### WORK ORDER:
Search the data for the string "city", and report each line where it is found.

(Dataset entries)
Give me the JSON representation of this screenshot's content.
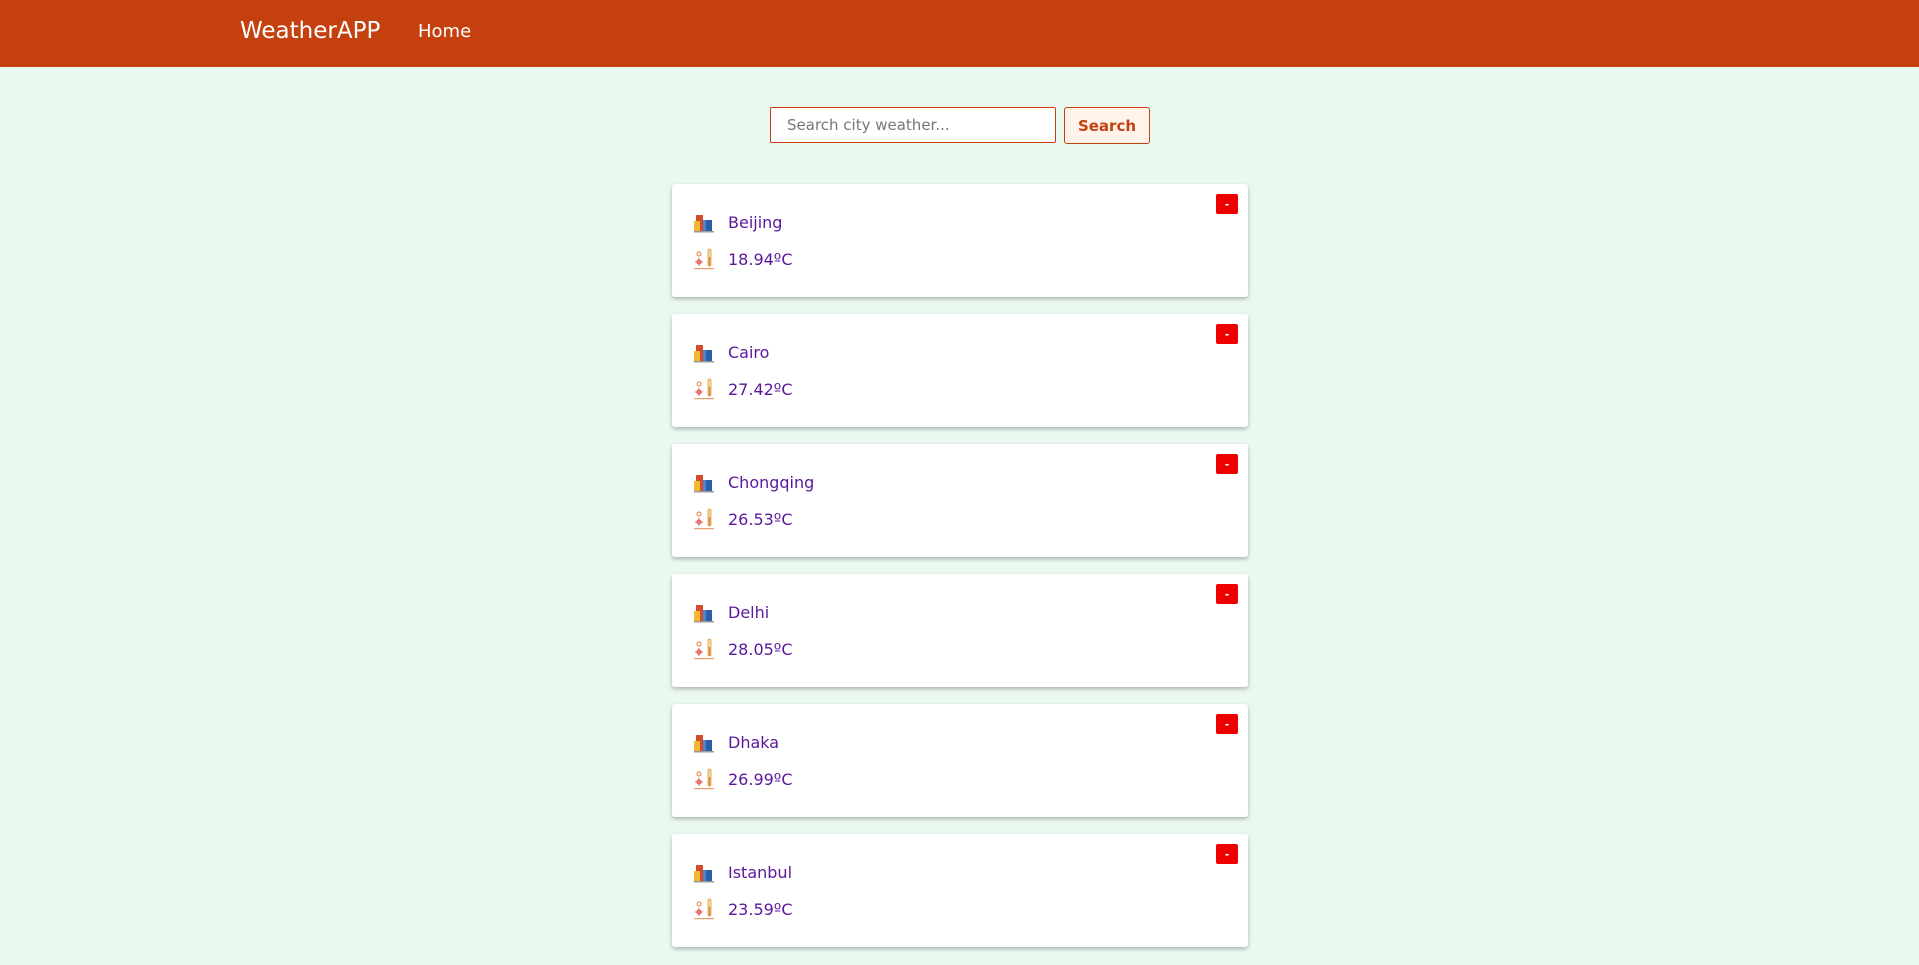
{
  "navbar": {
    "brand": "WeatherAPP",
    "home_label": "Home"
  },
  "search": {
    "placeholder": "Search city weather...",
    "button_label": "Search"
  },
  "cities": [
    {
      "name": "Beijing",
      "temperature": "18.94ºC",
      "remove_label": "-"
    },
    {
      "name": "Cairo",
      "temperature": "27.42ºC",
      "remove_label": "-"
    },
    {
      "name": "Chongqing",
      "temperature": "26.53ºC",
      "remove_label": "-"
    },
    {
      "name": "Delhi",
      "temperature": "28.05ºC",
      "remove_label": "-"
    },
    {
      "name": "Dhaka",
      "temperature": "26.99ºC",
      "remove_label": "-"
    },
    {
      "name": "Istanbul",
      "temperature": "23.59ºC",
      "remove_label": "-"
    }
  ],
  "icons": {
    "city": "buildings-icon",
    "temperature": "thermometer-icon"
  },
  "colors": {
    "navbar": "#c4410f",
    "background": "#eaf8f0",
    "text": "#5a179c",
    "remove": "#ee0000"
  }
}
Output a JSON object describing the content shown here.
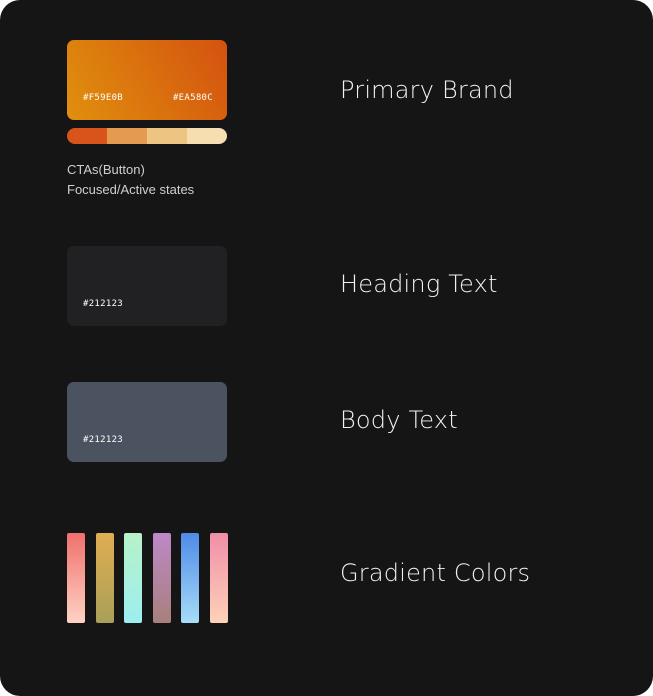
{
  "primary": {
    "label": "Primary Brand",
    "hex_start": "#F59E0B",
    "hex_end": "#EA580C",
    "gradient_start": "#e0900e",
    "gradient_end": "#d4520f",
    "scale": [
      "#d9541b",
      "#e49b4f",
      "#eec482",
      "#f6deb0"
    ],
    "desc_line1": "CTAs(Button)",
    "desc_line2": "Focused/Active states"
  },
  "heading": {
    "label": "Heading Text",
    "hex": "#212123",
    "color": "#212123"
  },
  "body": {
    "label": "Body Text",
    "hex": "#212123",
    "color": "#4b5361"
  },
  "gradient": {
    "label": "Gradient Colors",
    "bars": [
      {
        "top": "#f0706c",
        "bottom": "#ffd2c4"
      },
      {
        "top": "#e0ae52",
        "bottom": "#a8a058"
      },
      {
        "top": "#b7f2c8",
        "bottom": "#9deef0"
      },
      {
        "top": "#be88c8",
        "bottom": "#a8807c"
      },
      {
        "top": "#4f8ae8",
        "bottom": "#a8dcf8"
      },
      {
        "top": "#f08ea8",
        "bottom": "#fdd2b8"
      }
    ]
  }
}
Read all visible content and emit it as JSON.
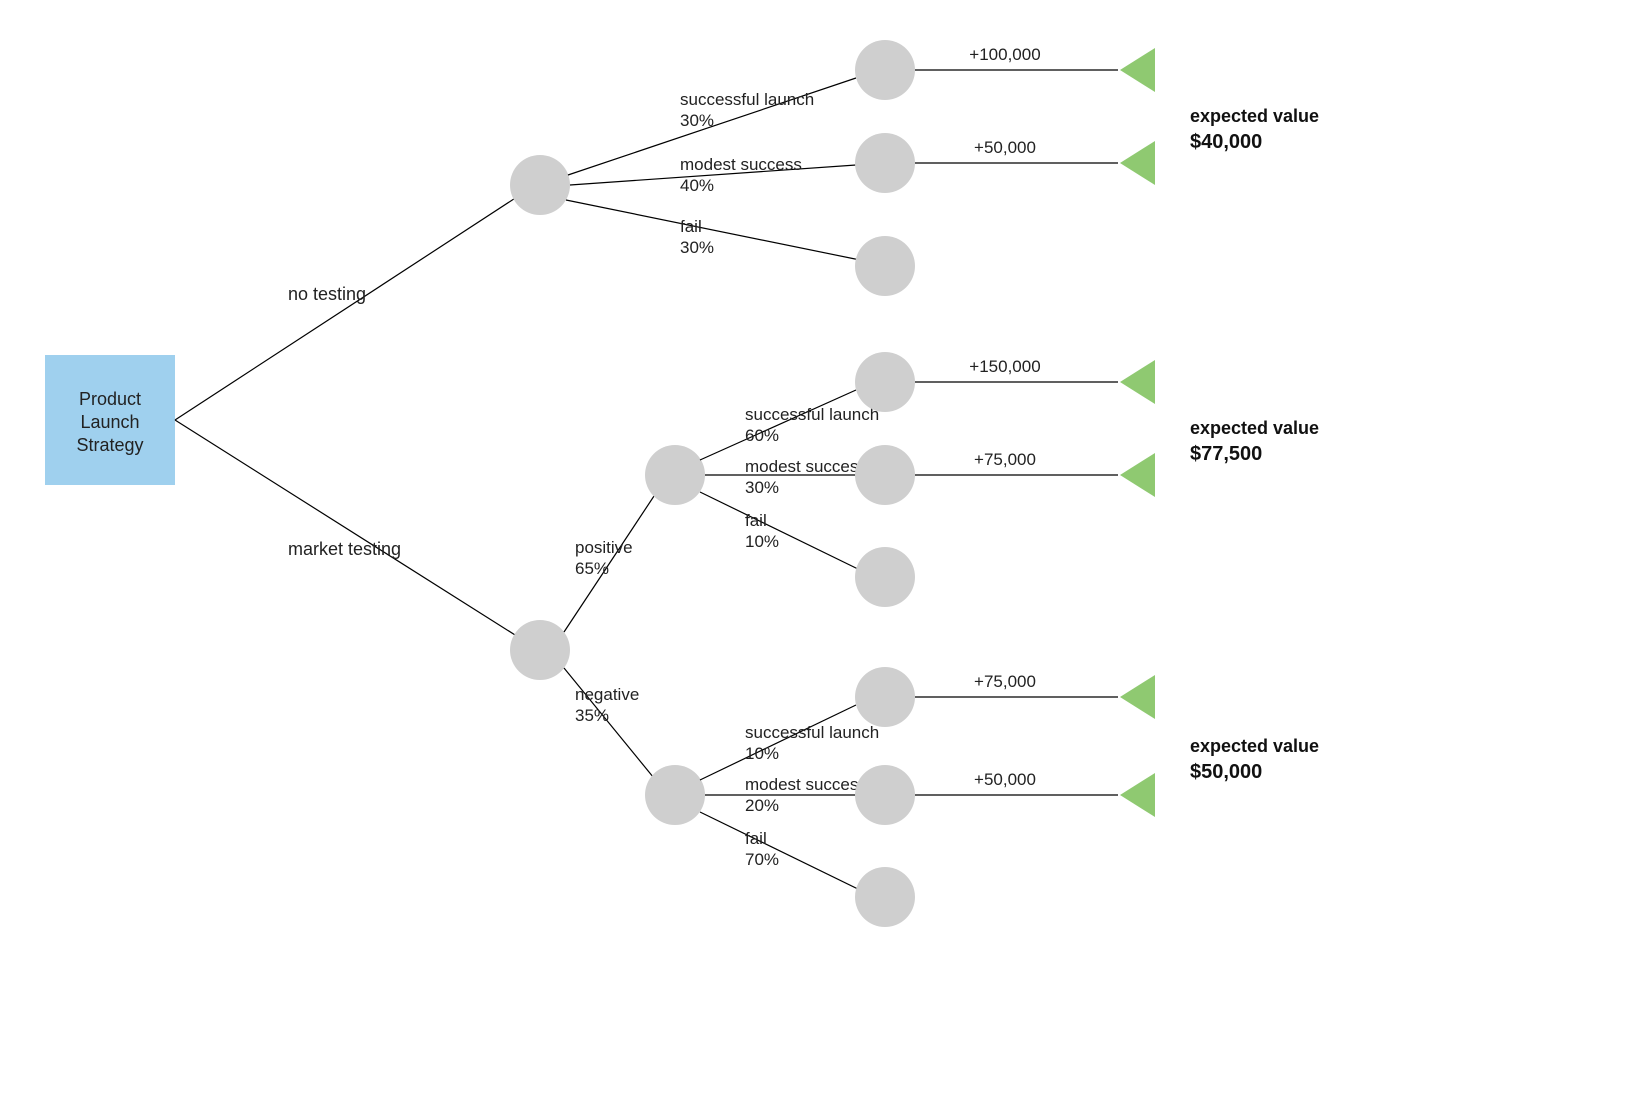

### FINISHED EXERCISE:
    "placeholder": "Search city weather...",
    "city": "buildings-icon",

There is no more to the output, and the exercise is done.